A slight miscalculation causes the longer-than-expected limb to hang up as it crashes onto my bedroom skylight. The limb, tethered to cable-size muscadine vines, creates a more perfect suspension bridge from the tree to the house.
The back door flies open and the reigning Supervisor of Squirrel Relocation already has launched into her assessment of the situation.
“What are you going to do now, Paul Bunyan?” she spews with her two front teeth bared.
After a few seconds of serious reflection, I opt for biting my twisted tongue and decide to willingly accept her slings and arrows as an old testament to my superhuman strength and most awesome tree-cutting skills.
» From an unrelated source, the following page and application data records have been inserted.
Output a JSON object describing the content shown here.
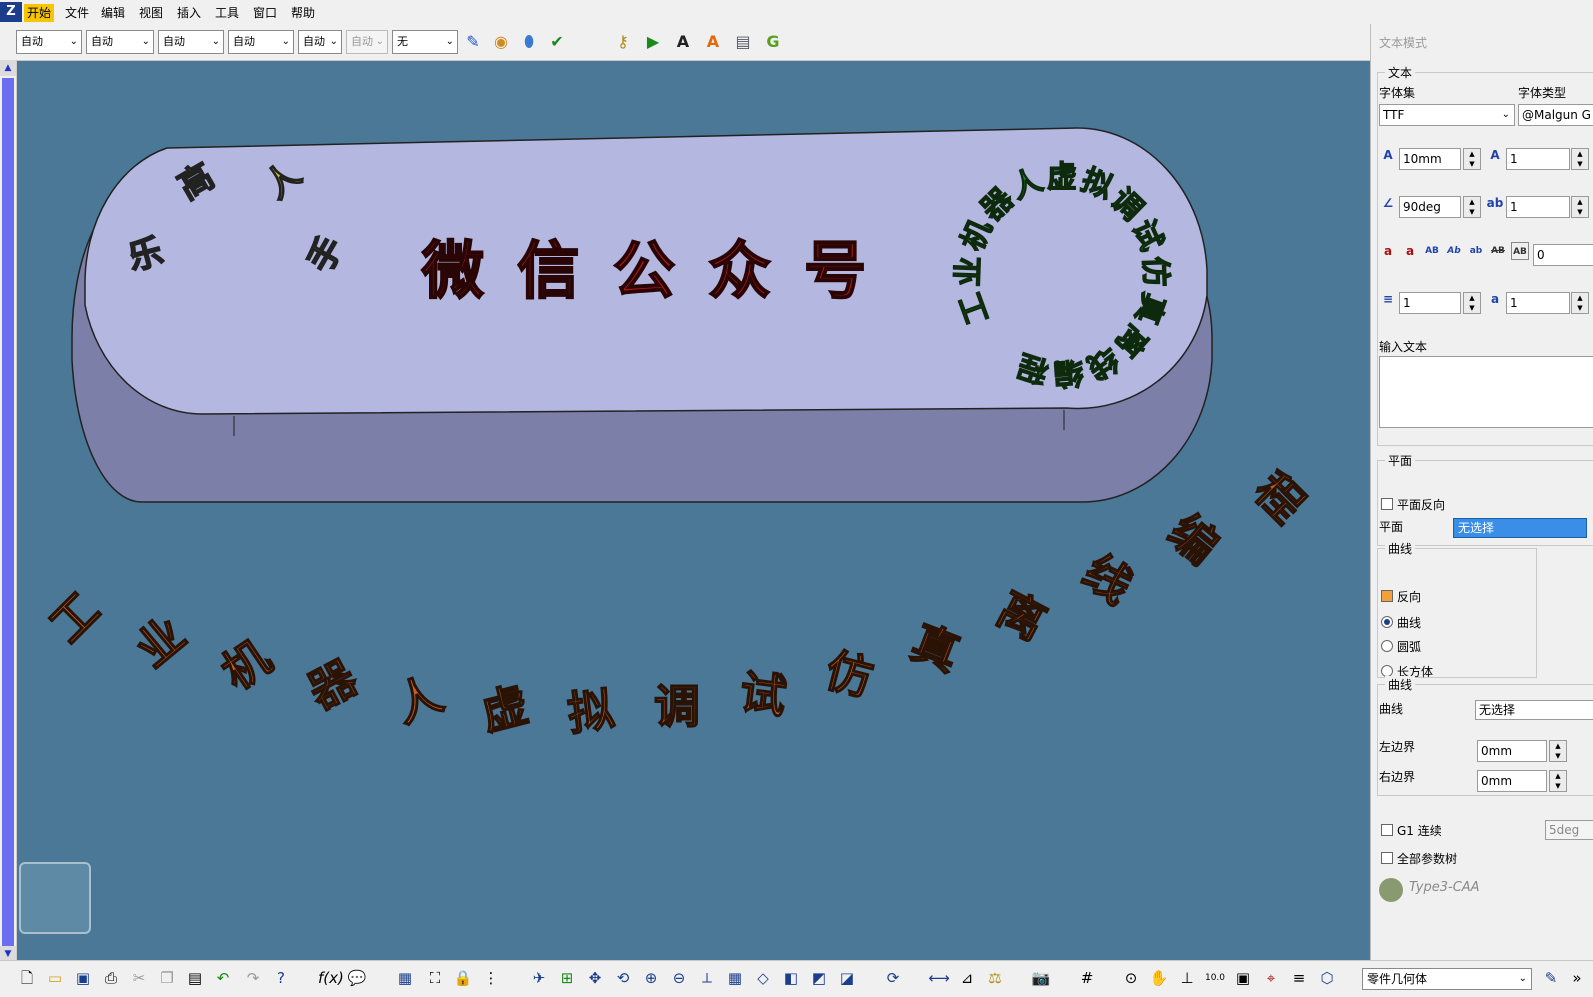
{
  "app": {
    "logo": "Z"
  },
  "menu": [
    {
      "label": "开始",
      "active": true
    },
    {
      "label": "文件"
    },
    {
      "label": "编辑"
    },
    {
      "label": "视图"
    },
    {
      "label": "插入"
    },
    {
      "label": "工具"
    },
    {
      "label": "窗口"
    },
    {
      "label": "帮助"
    }
  ],
  "toolbar": {
    "combos": [
      "自动",
      "自动",
      "自动",
      "自动",
      "自动",
      "自动",
      "无"
    ],
    "icons": [
      "paint-brush-icon",
      "material-icon",
      "eraser-icon",
      "check-icon",
      "key-icon",
      "select-g-icon",
      "text-a-icon",
      "aa-text-icon",
      "toolbox-icon",
      "g-logo-icon"
    ]
  },
  "viewport": {
    "plate_text": "微 信 公 众 号",
    "left_chars": [
      "乐",
      "高",
      "人",
      "手"
    ],
    "circle_text": "工业机器人虚拟调试仿真离线编程",
    "arc_text": "工业机器人虚拟调试仿真离线编程"
  },
  "panel": {
    "title": "文本模式",
    "text_group": "文本",
    "font_set_label": "字体集",
    "font_type_label": "字体类型",
    "font_set_value": "TTF",
    "font_type_value": "@Malgun G",
    "height_value": "10mm",
    "ratio_value": "1",
    "angle_value": "90deg",
    "spacing_value": "1",
    "style_value": "0",
    "sub_value1": "1",
    "sub_value2": "1",
    "input_text_label": "输入文本",
    "input_text_value": "",
    "plane_group": "平面",
    "plane_reverse_label": "平面反向",
    "plane_label": "平面",
    "plane_value": "无选择",
    "curve_group": "曲线",
    "reverse_label": "反向",
    "curve_option": "曲线",
    "arc_option": "圆弧",
    "box_option": "长方体",
    "curve_group2": "曲线",
    "curve_label": "曲线",
    "curve_value": "无选择",
    "left_bound_label": "左边界",
    "left_bound_value": "0mm",
    "right_bound_label": "右边界",
    "right_bound_value": "0mm",
    "g1_label": "G1 连续",
    "g1_value": "5deg",
    "all_params_label": "全部参数树",
    "brand": "Type3-CAA"
  },
  "statusbar": {
    "mode": "零件几何体"
  },
  "colors": {
    "viewport_bg": "#4a7896",
    "plate": "#b4b8e0",
    "red_text": "#b01818",
    "green_text": "#2a7a2a",
    "orange_text": "#c0602a",
    "accent": "#f7c600"
  }
}
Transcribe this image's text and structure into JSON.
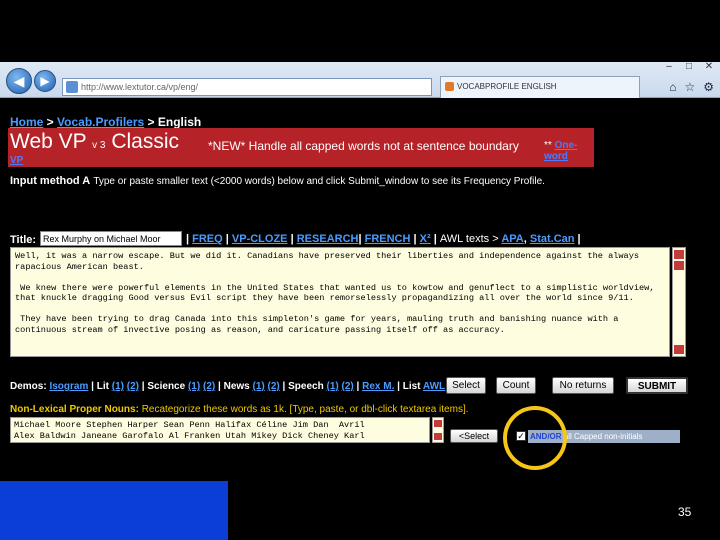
{
  "browser": {
    "address": "http://www.lextutor.ca/vp/eng/",
    "addr_buttons": "⌄ ↻ ✕",
    "tab_title": "VOCABPROFILE ENGLISH"
  },
  "breadcrumb": {
    "home": "Home",
    "sep1": " > ",
    "vocabprofilers": "Vocab.Profilers",
    "sep2": " > ",
    "current": "English"
  },
  "banner": {
    "title": "Web VP",
    "version": "v 3",
    "subtitle": "Classic",
    "new_notice": "*NEW* Handle all capped words not at sentence boundary",
    "link_prefix": "**",
    "link_label": "One-word",
    "vp_label": "VP"
  },
  "input_method": {
    "label": "Input method A",
    "text": "Type or paste smaller text (<2000 words) below and click Submit_window to see its Frequency Profile."
  },
  "title_row": {
    "label": "Title:",
    "value": "Rex Murphy on Michael Moor",
    "links": [
      "FREQ",
      "VP-CLOZE",
      "RESEARCH",
      "FRENCH",
      "X²"
    ],
    "awl_text": "AWL texts >",
    "awl_links": [
      "APA",
      "Stat.Can"
    ]
  },
  "main_text": "Well, it was a narrow escape. But we did it. Canadians have preserved their liberties and independence against the always rapacious American beast.\n\n We knew there were powerful elements in the United States that wanted us to kowtow and genuflect to a simplistic worldview, that knuckle dragging Good versus Evil script they have been remorselessly propagandizing all over the world since 9/11.\n\n They have been trying to drag Canada into this simpleton's game for years, mauling truth and banishing nuance with a continuous stream of invective posing as reason, and caricature passing itself off as accuracy.",
  "demos": {
    "label": "Demos:",
    "isogram": "Isogram",
    "lit": "Lit",
    "science": "Science",
    "news": "News",
    "speech": "Speech",
    "rexm": "Rex M.",
    "list": "List",
    "awl": "AWL",
    "n1": "(1)",
    "n2": "(2)",
    "sep": " | "
  },
  "buttons": {
    "select": "Select",
    "count": "Count",
    "no_returns": "No returns",
    "submit": "SUBMIT",
    "select2": "<Select"
  },
  "nonlex": {
    "label": "Non-Lexical Proper Nouns:",
    "instruction": "Recategorize these words as 1k. [Type, paste, or dbl-click textarea items].",
    "text": "Michael Moore Stephen Harper Sean Penn Halifax Céline Jim Dan  Avril\nAlex Baldwin Janeane Garofalo Al Franken Utah Mikey Dick Cheney Karl"
  },
  "andor": {
    "check": "✓",
    "label": "AND/OR",
    "rest": "all Capped non-initials"
  },
  "slide_number": "35",
  "colors": {
    "banner": "#b52227",
    "link": "#4a9cff",
    "highlight": "#f5c518",
    "slide_blue": "#0b3ed6"
  }
}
When all else fails, break out the Come-a-Long winch and rope to carefully wrest the branch off my thankfully still-intact skylight. I lasso the wayward limb, tie the rope to my Come-a-Long and begin ratcheting. With each sturdy crank, the huge limb inches forward.
What happened next left my wife in stitches, and I just avoided needing some, too.
The tethered tree limb comes sliding down the steep-pitched roof, creating a vegetative landslide that crashes onto my decorative gazebo that I had built to surround my hot tub. This unforeseen maelstrom leaves my hand-doweled, western red-cedar structure smashed into hundreds of pieces. My resplendent work of art now resembles a pile of pick-up sticks.
With the aroma of cedar filling the backwoods air, these words from “Apocalypse Now,” spring to mind.
“It smells like … victory.”
And the Great and Powerful Steve stands defiantly on solid terra firma, shaking his mighty fist at the not-so-hidden squirrel kingdom above and offering an uncharacteristically strident warning.
“Someday this war is gonna end.”